ETHAN SUPLEEActorEthan Suplee has established himself over the past few decades as an actor of considerable talent and accomplishment. His diverse and eclectic resume ranges from hilarious roles in such comedies as Mallrats (1995) and Without a Paddle (2004) to hauntingly dramatic performances in intense features such as American History X (1998), Blow (2001) and Cold Mountain (2003). His breakthrough performance as a young football player in Disney's Remember the Titans (2000) with Denzel Washington garnered him critical acclaim and led to another role opposite Washington in director Nick Cassavetes' thriller, John Q (2002). Born in New York and raised in Los Angeles, Suplee is the son of actors Deborah Deeble and Bill Suplee. He landed his first role, at the age of 16, on the popular television series, Boy Meets World (1993). He had a recurring role as the reluctant bully "Frankie" for three seasons. Most recently for television, he made a powerful guest-starring appearance on NBC's Third Watch (1999) as a disturbed young man who filmed a video journal about his obsession with a girl. He made his feature film debut in 1995 (alongside My Name Is Earl (2005) co-star Jason Lee) in writer/director Kevin Smith's Mallrats (1995), where he played the memorable "Willam Black", a young man determined to crack the mystery behind the mall's magic eye poster. Smith went on to cast Suplee in Chasing Amy (1997) and as the voice of "Norman the Golgothan" in Dogma (1999). More recent comedy credits include "Without A Paddle" with Seth Green and Matthew Lillard, director Todd Phillips Road Trip (2000) and Evolution (2001) for director Ivan Reitman.
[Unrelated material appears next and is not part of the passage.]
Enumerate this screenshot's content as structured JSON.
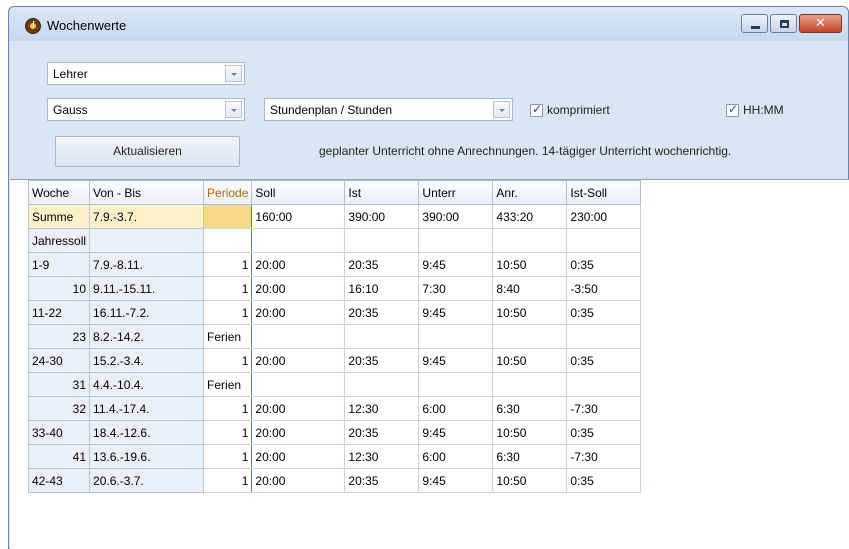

Suplee showcased his impressive acting chops with a powerful and compelling performance in 1998 in director Tony Kaye's "American History X". He played a carelessly violent racist skinhead who tries to convince his friend (Edward Norton) to "come back to his roots" in their gang of white supremacists. His role of high school football lineman "Louie" in Disney's "Remember the Titans" exposed Suplee to a larger audience, and he was singled out by many critics as a fresh and welcome screen presence, with the Hollywood Reporter calling his performance "scene-stealing." With Ted Demme's 1970s drug-cartel drama "Blow," Suplee continued to raise his profile, playing "Tuna", the best friend of Johnny Depp's newly turned drug dealer "George Jung". More recently, Suplee played a pivotal role of a young soldier in Miramax and Anthony Minghella's period piece "Cold Mountain," with Jude Law and Nicole Kidman. He also co-starred with Ashton Kutcher in New Line's The Butterfly Effect (2004). Suplee co-stars opposite Jason Lee in NBC and Twentieth Century-Fox TV's half-hour comedy, "My Name is Earl." He plays "Randy", the brother of Lee's "Earl" who, following an epiphany, embarks on a mission to right all the wrongs he has inflicted on people. For the big screen, Suplee will next be seen starring in Art School Confidential (2006) for director Terry Zwigoff (Ghost World (2001)), and he recently completed work for director Darren Aronofsky on Warner Bros.' The Fountain (2006) with Hugh Jackman and Rachel Weisz. In his spare time, Suplee enjoys reading, cooking and playing chess. He has also recently starting taking Muay Thai kick-boxing classes three times a week. Muay Thai is a form of martial arts boxing using full contact sparring, kicks, punches, kick blocks and shadow boxing learned under professional instruction.More